Recruitment Genius: Works Engineer

Negotiable: Recruitment Genius: A works engineer is required in a progressive ...

Recruitment Genius: Trainee Hire Manager - Tool Hire

£21000 - £25000 per annum: Recruitment Genius: Our client is seeking someone w...

Day In a Page

Read Next
 

I don't blame parents who move to get their child into a good school

Chris Blackhurst
William Hague, addresses delegates at the Conservative party conference for the last time in his political career in Birmingham  

It’s only natural for politicians like William Hague to end up as journalists

Simon Kelner
Isis profits from destruction of antiquities by selling relics to dealers - and then blowing up the buildings they come from to conceal the evidence of looting

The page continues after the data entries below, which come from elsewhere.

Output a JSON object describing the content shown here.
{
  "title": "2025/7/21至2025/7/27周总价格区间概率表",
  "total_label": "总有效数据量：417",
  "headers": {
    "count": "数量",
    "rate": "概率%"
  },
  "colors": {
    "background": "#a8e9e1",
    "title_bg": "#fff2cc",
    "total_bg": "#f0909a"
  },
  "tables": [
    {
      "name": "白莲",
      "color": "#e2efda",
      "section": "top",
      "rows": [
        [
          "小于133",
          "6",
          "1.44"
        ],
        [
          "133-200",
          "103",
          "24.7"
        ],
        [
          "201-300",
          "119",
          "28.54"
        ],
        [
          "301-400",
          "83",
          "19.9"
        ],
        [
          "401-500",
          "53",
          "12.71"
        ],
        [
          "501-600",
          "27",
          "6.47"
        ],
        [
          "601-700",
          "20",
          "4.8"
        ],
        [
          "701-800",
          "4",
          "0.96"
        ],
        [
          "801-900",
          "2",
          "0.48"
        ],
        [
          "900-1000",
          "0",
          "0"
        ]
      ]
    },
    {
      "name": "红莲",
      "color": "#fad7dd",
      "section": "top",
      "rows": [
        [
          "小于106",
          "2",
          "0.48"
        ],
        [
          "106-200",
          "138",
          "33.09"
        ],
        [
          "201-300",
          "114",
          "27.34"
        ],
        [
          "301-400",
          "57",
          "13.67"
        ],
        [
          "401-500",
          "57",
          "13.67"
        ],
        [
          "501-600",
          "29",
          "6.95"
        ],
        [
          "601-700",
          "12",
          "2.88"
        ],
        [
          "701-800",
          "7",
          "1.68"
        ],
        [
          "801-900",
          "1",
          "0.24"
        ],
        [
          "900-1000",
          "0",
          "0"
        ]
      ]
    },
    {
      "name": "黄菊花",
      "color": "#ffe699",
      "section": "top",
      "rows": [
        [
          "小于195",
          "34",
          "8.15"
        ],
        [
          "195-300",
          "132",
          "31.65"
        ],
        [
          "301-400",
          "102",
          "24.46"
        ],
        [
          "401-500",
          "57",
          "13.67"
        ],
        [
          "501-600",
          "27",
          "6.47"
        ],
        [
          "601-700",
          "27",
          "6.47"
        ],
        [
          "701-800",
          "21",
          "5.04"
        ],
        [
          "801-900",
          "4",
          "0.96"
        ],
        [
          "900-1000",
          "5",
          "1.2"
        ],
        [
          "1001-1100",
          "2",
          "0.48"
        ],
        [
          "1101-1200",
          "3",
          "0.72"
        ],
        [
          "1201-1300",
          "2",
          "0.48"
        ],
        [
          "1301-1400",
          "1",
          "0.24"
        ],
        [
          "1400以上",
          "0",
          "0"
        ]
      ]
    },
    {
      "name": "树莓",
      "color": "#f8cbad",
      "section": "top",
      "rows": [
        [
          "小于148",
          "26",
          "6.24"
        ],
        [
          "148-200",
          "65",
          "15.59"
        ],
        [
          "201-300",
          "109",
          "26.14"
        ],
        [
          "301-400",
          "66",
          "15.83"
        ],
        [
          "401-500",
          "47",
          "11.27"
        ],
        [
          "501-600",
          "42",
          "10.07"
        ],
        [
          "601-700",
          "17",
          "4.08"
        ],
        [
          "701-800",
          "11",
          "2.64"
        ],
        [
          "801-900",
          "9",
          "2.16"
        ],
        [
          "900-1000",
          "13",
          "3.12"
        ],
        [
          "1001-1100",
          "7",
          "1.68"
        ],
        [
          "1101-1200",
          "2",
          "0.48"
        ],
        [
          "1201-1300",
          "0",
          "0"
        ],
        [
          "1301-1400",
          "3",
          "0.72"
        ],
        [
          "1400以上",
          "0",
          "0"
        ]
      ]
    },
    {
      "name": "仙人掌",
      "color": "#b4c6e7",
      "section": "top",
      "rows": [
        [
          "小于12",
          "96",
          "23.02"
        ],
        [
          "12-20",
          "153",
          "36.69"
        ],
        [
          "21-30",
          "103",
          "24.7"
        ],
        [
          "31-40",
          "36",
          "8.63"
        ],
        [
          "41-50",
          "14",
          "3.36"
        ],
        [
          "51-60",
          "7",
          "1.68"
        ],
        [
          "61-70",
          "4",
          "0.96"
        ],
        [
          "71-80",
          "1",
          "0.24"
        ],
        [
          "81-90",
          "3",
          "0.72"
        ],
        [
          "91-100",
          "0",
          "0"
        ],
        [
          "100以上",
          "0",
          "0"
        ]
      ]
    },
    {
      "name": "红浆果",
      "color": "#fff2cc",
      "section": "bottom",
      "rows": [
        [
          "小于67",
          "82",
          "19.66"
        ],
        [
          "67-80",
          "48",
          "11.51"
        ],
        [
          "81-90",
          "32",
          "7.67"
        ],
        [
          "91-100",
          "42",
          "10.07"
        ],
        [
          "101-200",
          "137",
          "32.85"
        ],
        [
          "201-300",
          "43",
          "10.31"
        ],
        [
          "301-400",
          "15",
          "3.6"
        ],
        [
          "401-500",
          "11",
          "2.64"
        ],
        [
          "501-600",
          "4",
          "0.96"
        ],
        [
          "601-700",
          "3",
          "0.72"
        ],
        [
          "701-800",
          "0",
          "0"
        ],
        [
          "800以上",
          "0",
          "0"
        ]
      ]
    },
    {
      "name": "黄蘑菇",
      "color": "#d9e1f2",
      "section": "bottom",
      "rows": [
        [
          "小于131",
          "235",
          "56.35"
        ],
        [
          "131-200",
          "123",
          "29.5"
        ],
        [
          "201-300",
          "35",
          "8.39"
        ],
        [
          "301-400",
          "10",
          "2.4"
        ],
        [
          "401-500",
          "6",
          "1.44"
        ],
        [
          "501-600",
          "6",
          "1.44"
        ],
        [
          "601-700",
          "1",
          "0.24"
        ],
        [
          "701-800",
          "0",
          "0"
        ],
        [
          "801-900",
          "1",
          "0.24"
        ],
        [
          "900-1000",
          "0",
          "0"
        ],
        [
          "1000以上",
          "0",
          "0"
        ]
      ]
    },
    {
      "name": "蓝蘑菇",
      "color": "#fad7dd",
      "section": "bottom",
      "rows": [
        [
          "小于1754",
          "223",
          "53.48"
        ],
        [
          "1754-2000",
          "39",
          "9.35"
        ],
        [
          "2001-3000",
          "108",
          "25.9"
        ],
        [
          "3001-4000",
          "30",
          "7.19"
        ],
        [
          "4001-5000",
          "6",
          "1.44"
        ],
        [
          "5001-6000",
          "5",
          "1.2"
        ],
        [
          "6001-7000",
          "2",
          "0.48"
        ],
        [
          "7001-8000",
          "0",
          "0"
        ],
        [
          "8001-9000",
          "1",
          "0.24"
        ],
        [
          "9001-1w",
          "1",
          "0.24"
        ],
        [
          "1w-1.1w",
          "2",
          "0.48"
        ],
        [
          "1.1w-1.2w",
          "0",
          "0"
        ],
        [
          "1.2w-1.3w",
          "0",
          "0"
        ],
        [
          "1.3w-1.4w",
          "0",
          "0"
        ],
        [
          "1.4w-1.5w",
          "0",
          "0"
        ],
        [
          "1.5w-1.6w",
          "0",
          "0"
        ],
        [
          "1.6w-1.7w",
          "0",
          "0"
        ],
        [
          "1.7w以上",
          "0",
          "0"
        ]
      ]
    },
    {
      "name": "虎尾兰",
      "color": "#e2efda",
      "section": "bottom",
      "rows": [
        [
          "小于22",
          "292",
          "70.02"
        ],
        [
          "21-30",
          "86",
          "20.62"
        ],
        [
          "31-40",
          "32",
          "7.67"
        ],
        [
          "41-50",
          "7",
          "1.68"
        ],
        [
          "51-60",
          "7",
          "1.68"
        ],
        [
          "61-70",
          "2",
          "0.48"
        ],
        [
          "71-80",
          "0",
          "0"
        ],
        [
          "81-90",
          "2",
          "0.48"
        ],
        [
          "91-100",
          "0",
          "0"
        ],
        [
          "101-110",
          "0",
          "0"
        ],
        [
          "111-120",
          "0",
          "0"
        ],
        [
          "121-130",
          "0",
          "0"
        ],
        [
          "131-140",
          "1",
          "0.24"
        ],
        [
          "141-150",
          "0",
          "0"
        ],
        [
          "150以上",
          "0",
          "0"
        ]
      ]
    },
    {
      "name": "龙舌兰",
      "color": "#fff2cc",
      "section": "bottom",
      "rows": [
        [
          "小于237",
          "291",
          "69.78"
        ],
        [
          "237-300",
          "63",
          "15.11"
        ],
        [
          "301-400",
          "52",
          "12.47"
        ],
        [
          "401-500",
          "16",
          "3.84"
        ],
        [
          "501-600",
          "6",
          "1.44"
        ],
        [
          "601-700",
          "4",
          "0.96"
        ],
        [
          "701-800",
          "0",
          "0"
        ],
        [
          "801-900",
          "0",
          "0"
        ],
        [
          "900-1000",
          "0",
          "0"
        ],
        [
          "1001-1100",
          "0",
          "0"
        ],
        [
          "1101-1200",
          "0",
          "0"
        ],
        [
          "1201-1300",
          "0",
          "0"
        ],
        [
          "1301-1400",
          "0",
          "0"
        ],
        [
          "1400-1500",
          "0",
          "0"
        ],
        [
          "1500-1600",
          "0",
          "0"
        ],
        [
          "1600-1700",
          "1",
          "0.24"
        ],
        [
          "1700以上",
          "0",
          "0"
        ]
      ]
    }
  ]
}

How Isis profits from destruction of antiquities

Robert Fisk on the terrorist group's manipulation of the market to increase the price of artefacts
Labour leadership: Andy Burnham urges Jeremy Corbyn voters to think again in last-minute plea

'If we lose touch we’ll end up with two decades of the Tories'

In an exclusive interview, Andy Burnham urges Jeremy Corbyn voters to think again in last-minute plea
Tunisia fears its Arab Spring could be reversed as the new regime becomes as intolerant of dissent as its predecessor

The Arab Spring reversed

Tunisian protesters fear that a new law will whitewash corrupt businessmen and officials, but they are finding that the new regime is becoming as intolerant of dissent as its predecessor
King Arthur: Legendary figure was real and lived most of his life in Strathclyde, academic claims

Academic claims King Arthur was real - and reveals where he lived

Dr Andrew Breeze says the legendary figure did exist – but was a general, not a king
Earth has 'lost more than half its trees' since humans first started cutting them down

Axe-wielding Man fells half the world’s trees – leaving us just 422 each

However, the number of trees may be eight times higher than previously thought
Theme parks continue to draw in thrill-seekers despite the risks - so why are we so addicted?

Why are we addicted to theme parks?

Now that Banksy has unveiled his own dystopian version, Christopher Beanland considers the ups and downs of our endless quest for amusement
Tourism in Iran: The country will soon be opening up again after years of isolation

Iran is opening up again to tourists

After years of isolation, Iran is reopening its embassies abroad. Soon, there'll be the chance for the adventurous to holiday there
10 best PS4 games

10 best PS4 games

Can’t wait for the new round of blockbusters due out this autumn? We played through last year’s offering
Transfer window: Ten things we learnt

Ten things we learnt from the transfer window

Record-breaking spending shows FFP restraint no longer applies
Migrant crisis: UN official Philippe Douste-Blazy reveals the harrowing sights he encountered among refugees arriving on Lampedusa

‘Can we really just turn away?’

Dead bodies, men drowning, women miscarrying – a senior UN figure on the horrors he has witnessed among migrants arriving on Lampedusa, and urges politicians not to underestimate our caring nature
Nine of Syria and Iraq's 10 world heritage sites are in danger as Isis ravages centuries of history

Nine of Syria and Iraq's 10 world heritage sites are in danger...

... and not just because of Isis vandalism
Girl on a Plane: An exclusive extract of the novelisation inspired by the 1970 Palestinian fighters hijack

Girl on a Plane

An exclusive extract of the novelisation inspired by the 1970 Palestinian fighters hijack
Why Frederick Forsyth's spying days could spell disaster for today's journalists

Why Frederick Forsyth's spying days could spell disaster for today's journalists

The author of 'The Day of the Jackal' has revealed he spied for MI6 while a foreign correspondent
Markus Persson: If being that rich is so bad, why not just give it all away?

That's a bit rich

The billionaire inventor of computer game Minecraft says he is bored, lonely and isolated by his vast wealth. If it’s that bad, says Simon Kelner, why not just give it all away?
Euro 2016: Chris Coleman on course to end half a century of hurt for Wales

Coleman on course to end half a century of hurt for Wales

Wales last qualified for major tournament in 1958 but after several near misses the current crop can book place at Euro 2016 and end all the indifference